Mary, Mother of the Church

by Bishop John. T Folda

Bishop

“The Church is very human in the frailty of its members, so we need to pray for one another every day, entrusting this vast spiritual family to the mercy of God and the intercession of Mary, our Mother.” – Bishop John Folda

The month of May is traditionally dedicated to the Blessed Virgin Mary, with May crownings and other Marian devotions taking place in our parishes. This year Pope Francis has given the Church another way to honor our Blessed Mother by adding a new celebration to the Church’s liturgical calendar. From now on, the memorial of Mary, Mother of the Church, will be celebrated on the Monday after Pentecost, and this year it falls on May 21.

This new memorial is especially fitting since Mary was the first disciple of Jesus, the first to believe the Good News that God was sending his own Son as our Savior, and that he would save us from our sins. Throughout her life, she lived this faith and is a model of perfect discipleship. Her words at the wedding feast of Cana say it best: “Do whatever he tells you.”

One of the most touching images from the Gospel is of Mary standing at the foot of the cross of Jesus, with John, the beloved disciple of our Lord. As Jesus gives his life for his people, she hears him say “Woman, behold your son.” And to John he says, “Behold your mother.” From its earliest days, the Church has recognized in this scene an image of Mary’s spiritual motherhood. Jesus himself gives Mary to John and John to Mary. John represents all of us who are members of his family, the Church, and Mary becomes our spiritual mother.

In the decree establishing this new liturgical feast, Cardinal Robert Sarah wrote: “Indeed, the Mother standing beneath the cross accepted her Son’s testament of love and welcomed all people in the person of the beloved disciple as sons and daughters to be reborn unto life eternal. She thus became the tender Mother of the Church which Christ begot on the cross, handing on the Spirit. Christ, in turn, in the beloved disciple, chose all disciples as ministers of his love towards his Mother, entrusting her to them so that they might welcome her with filial affection.”

Mary’s motherhood is also seen in her presence with the early Church in the Upper Room, where she prayed with the Apostles while they waited for the coming of the Holy Spirit at Pentecost. Mary, who had spent more time with Jesus than any other person, supported his disciples with prayer and with her peaceful faith and presence. And as the Church, the Body of Christ, was sent forth in the power of the Spirit, Mary was there with them.

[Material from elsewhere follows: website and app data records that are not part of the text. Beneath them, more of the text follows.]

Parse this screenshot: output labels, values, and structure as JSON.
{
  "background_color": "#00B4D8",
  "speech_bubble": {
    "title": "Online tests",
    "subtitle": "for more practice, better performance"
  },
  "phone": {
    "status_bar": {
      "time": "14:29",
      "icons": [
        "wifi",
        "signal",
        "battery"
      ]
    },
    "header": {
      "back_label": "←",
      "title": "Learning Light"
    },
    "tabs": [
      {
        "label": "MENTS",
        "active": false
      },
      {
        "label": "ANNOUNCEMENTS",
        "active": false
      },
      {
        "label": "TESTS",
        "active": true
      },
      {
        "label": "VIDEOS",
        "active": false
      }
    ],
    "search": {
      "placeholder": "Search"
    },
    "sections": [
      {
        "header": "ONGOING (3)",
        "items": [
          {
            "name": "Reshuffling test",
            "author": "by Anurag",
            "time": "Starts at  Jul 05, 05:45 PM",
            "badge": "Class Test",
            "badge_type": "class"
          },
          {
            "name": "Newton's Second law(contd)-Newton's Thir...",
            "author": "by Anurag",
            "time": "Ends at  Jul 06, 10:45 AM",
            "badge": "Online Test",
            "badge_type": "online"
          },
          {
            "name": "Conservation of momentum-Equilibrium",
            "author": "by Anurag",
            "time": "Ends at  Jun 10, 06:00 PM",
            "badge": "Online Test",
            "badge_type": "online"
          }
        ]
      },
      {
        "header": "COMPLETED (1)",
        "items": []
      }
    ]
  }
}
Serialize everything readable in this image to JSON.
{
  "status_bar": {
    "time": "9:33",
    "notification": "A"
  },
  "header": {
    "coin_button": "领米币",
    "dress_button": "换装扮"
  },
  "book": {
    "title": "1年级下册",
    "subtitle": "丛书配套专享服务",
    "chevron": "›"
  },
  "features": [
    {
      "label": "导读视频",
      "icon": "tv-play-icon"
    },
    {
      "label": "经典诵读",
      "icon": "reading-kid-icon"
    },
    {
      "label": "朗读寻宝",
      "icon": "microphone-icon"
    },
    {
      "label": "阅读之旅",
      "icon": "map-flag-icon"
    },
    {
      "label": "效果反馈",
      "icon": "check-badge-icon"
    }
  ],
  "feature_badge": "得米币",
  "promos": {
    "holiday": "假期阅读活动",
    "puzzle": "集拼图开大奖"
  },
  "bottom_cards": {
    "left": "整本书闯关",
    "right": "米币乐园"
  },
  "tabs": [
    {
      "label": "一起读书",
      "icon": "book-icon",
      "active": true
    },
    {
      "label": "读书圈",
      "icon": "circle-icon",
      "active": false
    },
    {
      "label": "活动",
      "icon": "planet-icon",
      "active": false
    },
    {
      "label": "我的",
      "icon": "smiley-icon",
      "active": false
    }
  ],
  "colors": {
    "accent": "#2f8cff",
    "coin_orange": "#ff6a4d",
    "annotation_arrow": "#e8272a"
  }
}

Quoting St. Augustine, Cardinal Sarah also wrote: “Mary is the mother of the members of Christ, because with charity she cooperated in the rebirth of the faithful into the Church.” Mary becomes a mother to us when we are reborn in baptism and receive new life in Christ. She accompanies and guides us on our journey of faith and continues to lead us to her Son. She intercedes for us that the Christ-life within us might deepen and grow.

Without a doubt, the rosary is one of the best ways for us to grow closer to Mary, and through her, to Jesus. In the rosary we reflect on the mysteries of our faith, from his incarnation and birth all the way to his resurrection and ascension. The rosary encompasses the faith of the Church, and with Mary we enter more deeply into the mystery of Christ’s love for us. For many centuries the rosary has been a favorite prayer of the faithful because it allows us to walk with Mary, our Mother, through the mysteries of our salvation. The rosary is also a great prayer of intercession, for our families, for friends, for the Church, and for our community. The rosary is especially fitting for families, and allows parents and children to come together and pray as a family, each with their own part. The rosary can strengthen marriages, bring together parents and children, and provide a few moments of peace in our busy family lives. Because it draws us so personally into the mysteries of our Lord, the rosary is a powerful spiritual shield against temptation and evil. Even if we only have time to pray one decade of the rosary, we will be blessed with the grace of our Lord and the nearness of his beloved Mother.

Another way we can honor our Blessed Mother is to simply pray and participate actively in the life of the Church. Each one of us has a place in the Church as members of the Body of Christ. Jesus did not intend us to be isolated from one another, and he formed his Church very deliberately. As a communion of the faithful spread throughout the world, we are united in the person of Jesus, and he calls each of us to support the others with our prayer and works of charity. The Church is very human in the frailty of its members, so we need to pray for one another every day, entrusting this vast spiritual family to the mercy of God and the intercession of Mary, our Mother.

High above St. Peter’s Square in Vatican City, there is a beautiful image of Mary, Mother of the Church – Mater Ecclesiae. Placed there by Pope St. John Paul II in 1981, it reminds us that our Blessed Mother always watches over the Church of her Son and offers us her maternal love. This month, as we celebrate Mary, Mother of the Church, let us turn to her with confidence and remember that she will never forget us, her spiritual children.